  • Elements of nature, proven to de-stress and re-energize. Anything from living and artificial plants to artwork that shows natural scenery can imbue the workplace with peace.
  • Comfortable furniture. A collection of professional and stylish furniture works best here. Employees can choose the right choice for their ideal work environment, from traditional office chairs to chic accent chairs to long couches for informal meetings. Back pain is distracting and fatiguing, and passively preventing it in the first place can do wonders for employee energy.

Ultimately, people work at their highest potential when they have workspaces that prompt focus, networking, and social interaction in whatever modes and timeframes an individual worker needs to be motivated and productive. An inclusive, adaptive approach that facilitates multiple styles, environments, and visions within a well-defined theme is the perfect fit.

Bring Energy and Collaboration Back into the Workplace

The right coworking spaces offer structure, community, freedom, and inspiration. Utilizing the benefits of a coworking space can take your organization to the next level and give your employees even more reasons to love their work. A low-commitment, inspiring, and amenity-rich coworking space is a no-brainer. 

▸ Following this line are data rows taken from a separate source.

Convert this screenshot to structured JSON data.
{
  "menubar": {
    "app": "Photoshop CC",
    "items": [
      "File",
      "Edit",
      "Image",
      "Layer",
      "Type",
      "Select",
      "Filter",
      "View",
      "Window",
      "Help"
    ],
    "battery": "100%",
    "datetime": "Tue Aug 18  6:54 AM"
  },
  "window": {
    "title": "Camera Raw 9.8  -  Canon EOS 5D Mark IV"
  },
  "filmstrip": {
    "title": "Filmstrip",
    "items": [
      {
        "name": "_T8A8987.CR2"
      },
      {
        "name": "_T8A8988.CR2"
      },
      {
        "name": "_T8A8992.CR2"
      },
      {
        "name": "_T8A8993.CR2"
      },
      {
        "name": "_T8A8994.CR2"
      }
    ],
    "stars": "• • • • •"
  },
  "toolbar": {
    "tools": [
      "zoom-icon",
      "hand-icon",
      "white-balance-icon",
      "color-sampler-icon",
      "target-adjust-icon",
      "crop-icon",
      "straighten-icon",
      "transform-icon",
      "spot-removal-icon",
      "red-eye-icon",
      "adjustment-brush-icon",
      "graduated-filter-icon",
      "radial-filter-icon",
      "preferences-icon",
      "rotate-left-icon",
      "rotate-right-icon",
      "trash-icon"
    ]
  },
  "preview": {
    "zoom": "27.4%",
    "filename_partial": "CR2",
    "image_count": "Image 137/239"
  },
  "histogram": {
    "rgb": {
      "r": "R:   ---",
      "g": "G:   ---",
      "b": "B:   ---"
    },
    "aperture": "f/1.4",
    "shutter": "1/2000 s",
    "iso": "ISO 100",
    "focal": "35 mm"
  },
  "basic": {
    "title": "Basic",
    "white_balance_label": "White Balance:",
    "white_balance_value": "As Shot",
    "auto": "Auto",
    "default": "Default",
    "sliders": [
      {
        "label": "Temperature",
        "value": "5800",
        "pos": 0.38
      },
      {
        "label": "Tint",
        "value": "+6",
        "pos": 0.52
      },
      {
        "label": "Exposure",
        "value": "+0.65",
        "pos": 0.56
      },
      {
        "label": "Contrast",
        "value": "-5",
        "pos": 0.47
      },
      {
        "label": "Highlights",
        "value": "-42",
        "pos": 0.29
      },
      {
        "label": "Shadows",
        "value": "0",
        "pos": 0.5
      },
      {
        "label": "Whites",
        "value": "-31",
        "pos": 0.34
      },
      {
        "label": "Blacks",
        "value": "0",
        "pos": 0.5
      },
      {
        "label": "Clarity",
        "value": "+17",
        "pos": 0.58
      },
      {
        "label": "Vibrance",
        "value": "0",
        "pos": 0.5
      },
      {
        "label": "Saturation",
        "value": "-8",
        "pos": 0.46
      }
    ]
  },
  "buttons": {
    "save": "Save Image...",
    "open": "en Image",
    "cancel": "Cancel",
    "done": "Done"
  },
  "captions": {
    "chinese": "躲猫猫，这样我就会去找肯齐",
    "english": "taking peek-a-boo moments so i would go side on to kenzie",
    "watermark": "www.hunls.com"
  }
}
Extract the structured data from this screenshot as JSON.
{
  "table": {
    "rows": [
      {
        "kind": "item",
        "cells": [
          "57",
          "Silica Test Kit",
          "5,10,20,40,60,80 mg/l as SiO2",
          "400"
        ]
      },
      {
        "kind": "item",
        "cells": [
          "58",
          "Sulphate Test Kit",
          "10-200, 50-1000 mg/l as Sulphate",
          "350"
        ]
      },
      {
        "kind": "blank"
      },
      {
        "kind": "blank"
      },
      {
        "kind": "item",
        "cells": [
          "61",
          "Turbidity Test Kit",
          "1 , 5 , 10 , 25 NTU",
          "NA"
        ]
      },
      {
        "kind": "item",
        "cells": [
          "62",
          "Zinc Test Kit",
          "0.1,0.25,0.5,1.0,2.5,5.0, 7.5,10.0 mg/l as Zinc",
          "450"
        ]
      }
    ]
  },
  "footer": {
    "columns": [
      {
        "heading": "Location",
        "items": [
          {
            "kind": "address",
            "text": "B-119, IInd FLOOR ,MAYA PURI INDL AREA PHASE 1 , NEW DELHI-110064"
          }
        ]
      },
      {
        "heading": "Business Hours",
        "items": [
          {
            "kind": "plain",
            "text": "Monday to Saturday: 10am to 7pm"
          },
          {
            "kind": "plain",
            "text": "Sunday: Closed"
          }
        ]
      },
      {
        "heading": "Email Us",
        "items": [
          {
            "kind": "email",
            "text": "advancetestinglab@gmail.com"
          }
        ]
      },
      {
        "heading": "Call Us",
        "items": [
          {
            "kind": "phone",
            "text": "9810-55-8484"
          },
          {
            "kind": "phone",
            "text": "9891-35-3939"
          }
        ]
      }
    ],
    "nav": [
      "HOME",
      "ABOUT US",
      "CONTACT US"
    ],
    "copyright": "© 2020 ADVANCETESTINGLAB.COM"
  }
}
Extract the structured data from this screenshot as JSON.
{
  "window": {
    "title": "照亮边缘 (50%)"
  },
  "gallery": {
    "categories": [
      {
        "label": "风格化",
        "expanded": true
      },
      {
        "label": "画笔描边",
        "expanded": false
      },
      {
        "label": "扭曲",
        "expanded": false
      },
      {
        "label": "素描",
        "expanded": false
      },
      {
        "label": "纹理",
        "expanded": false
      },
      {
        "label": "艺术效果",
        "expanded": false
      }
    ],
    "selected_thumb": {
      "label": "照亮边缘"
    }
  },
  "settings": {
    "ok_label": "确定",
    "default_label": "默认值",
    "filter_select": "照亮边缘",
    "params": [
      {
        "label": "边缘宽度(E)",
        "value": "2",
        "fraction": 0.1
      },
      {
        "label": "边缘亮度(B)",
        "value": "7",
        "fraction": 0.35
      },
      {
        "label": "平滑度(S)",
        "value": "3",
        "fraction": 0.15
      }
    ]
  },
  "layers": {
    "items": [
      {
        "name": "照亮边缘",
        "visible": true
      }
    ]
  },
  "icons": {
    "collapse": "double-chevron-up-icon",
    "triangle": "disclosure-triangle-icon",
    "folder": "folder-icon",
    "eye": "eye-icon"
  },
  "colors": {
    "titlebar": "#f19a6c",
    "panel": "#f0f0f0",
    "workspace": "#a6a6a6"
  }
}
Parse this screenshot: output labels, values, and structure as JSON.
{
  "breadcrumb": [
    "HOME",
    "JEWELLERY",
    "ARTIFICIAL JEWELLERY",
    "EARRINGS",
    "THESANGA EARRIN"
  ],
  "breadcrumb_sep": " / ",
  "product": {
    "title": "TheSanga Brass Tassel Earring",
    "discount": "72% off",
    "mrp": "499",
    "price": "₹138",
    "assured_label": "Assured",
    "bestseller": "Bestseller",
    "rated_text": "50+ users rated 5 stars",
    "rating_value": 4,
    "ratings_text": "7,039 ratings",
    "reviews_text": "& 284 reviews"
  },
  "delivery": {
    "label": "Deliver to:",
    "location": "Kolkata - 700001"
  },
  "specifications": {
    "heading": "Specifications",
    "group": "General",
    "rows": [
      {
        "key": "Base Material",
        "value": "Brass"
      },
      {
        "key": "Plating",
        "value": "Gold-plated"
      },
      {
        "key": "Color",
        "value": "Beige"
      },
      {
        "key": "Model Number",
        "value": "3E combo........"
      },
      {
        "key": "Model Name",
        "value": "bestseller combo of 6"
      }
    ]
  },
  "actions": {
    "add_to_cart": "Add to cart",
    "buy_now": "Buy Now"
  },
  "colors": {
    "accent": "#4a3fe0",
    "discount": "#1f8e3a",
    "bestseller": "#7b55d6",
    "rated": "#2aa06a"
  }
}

Vuka’s conveniently located coworking and event spaces are thoughtfully designed to feel inspirational and inclusive while motivating productivity and building community. Our spaces foster focused work, connection, and a vibrant energy. Contact us to book a tour of our Austin coworking spaces today.